Four months after launch pad explosion,SpaceX Falcon rocket blasted off from California on Saturday welcoming the company on track.
The 230-foot (70-meter) rocket launched from Vandenberg Air Force Base at 9:54 a.m. PST (1754 GMT) to deliver 10 satellites into orbit for Iridium Communications Inc.
“It’s a clean sweep – 10 for 10,” SpaceX launch commentator John Insprucker said after the satellites were released.
It can be remembered that SpaceX founder and entrepreneur Elon Musk’s ambitious flight plans had been banned since the Sept. 1 explosion during fueling ahead of a pre-flight test in Florida, USA.
Tracking the SpaceX welcome mission, report said about 10 minutes following Saturday’s launch, the first stage of the rocket, which had separated from the rest of craft, successfully touched down on a platform in the Pacific Ocean, a feat previously accomplished by four other returning Falcon rockets.
Musk-led company intends to reuse its rockets to cut costs in sending materials in the space.
In a tweet, Musk said “Rocket is stable,” “Mission looks good.”
The September explosion destroyed a $62 million SpaceX booster and a $200 million Israeli communications satellite that it was to put into orbit two days later.
SpaceX said the recent flight begins to clear a logjam of more than 70 planned missions, worth more than $10 billion, involving SpaceX Falcon rockets, which last flew in August.
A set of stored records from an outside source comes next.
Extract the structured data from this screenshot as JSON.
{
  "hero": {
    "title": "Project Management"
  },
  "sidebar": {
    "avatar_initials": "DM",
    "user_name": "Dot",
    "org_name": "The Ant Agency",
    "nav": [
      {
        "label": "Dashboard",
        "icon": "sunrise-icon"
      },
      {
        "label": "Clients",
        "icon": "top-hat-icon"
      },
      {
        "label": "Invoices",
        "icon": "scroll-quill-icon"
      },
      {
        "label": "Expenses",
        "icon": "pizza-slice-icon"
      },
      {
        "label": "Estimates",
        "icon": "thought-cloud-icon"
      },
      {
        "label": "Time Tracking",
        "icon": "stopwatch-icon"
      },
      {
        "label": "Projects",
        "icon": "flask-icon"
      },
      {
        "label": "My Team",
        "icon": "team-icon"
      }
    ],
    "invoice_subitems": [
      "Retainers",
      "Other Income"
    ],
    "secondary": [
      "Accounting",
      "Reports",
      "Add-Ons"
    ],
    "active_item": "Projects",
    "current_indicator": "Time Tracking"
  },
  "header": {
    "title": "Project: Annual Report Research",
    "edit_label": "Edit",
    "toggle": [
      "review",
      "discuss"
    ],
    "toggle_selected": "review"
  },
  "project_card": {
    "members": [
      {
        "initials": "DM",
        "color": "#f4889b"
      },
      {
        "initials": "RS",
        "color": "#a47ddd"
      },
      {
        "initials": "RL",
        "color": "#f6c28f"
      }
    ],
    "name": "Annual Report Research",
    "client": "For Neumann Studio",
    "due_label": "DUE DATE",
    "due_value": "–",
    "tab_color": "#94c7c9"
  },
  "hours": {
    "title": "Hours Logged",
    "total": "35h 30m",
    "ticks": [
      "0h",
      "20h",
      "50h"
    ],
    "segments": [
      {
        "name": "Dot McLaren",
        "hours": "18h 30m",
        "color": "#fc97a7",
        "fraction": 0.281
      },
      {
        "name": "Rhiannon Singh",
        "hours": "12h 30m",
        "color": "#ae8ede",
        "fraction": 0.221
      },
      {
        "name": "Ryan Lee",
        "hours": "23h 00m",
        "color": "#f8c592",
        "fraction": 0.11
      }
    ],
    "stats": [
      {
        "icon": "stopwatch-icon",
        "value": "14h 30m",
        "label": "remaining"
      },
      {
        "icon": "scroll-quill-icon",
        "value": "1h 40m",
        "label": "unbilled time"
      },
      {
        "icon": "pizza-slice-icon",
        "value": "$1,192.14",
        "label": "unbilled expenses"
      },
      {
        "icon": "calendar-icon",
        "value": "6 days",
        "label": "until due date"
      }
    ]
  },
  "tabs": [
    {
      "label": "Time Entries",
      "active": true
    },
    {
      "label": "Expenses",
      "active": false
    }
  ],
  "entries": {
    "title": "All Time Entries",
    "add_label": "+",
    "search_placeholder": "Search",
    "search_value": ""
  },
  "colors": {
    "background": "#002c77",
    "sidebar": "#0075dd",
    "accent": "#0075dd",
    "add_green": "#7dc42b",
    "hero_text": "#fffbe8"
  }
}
According to SpaceX spokeswoman Diane Hockenberry, the launch is the first in a seven-flight contract with Iridium worth $468.1 million.
In a report published by Wall Street Journal, the company aims to launch 27 rockets in 2017, more than triple the eight flights the privately held firm managed in 2016.
In addition to its dozens of commercial customers, SpaceX is one of two companies hired by NASA to fly cargo to the International Space Station.
This year, SpaceX’s agenda includes the debut launch of a heavy-lift booster, flying its first reused rocket and repairing the Florida launchpad damaged in the explosion.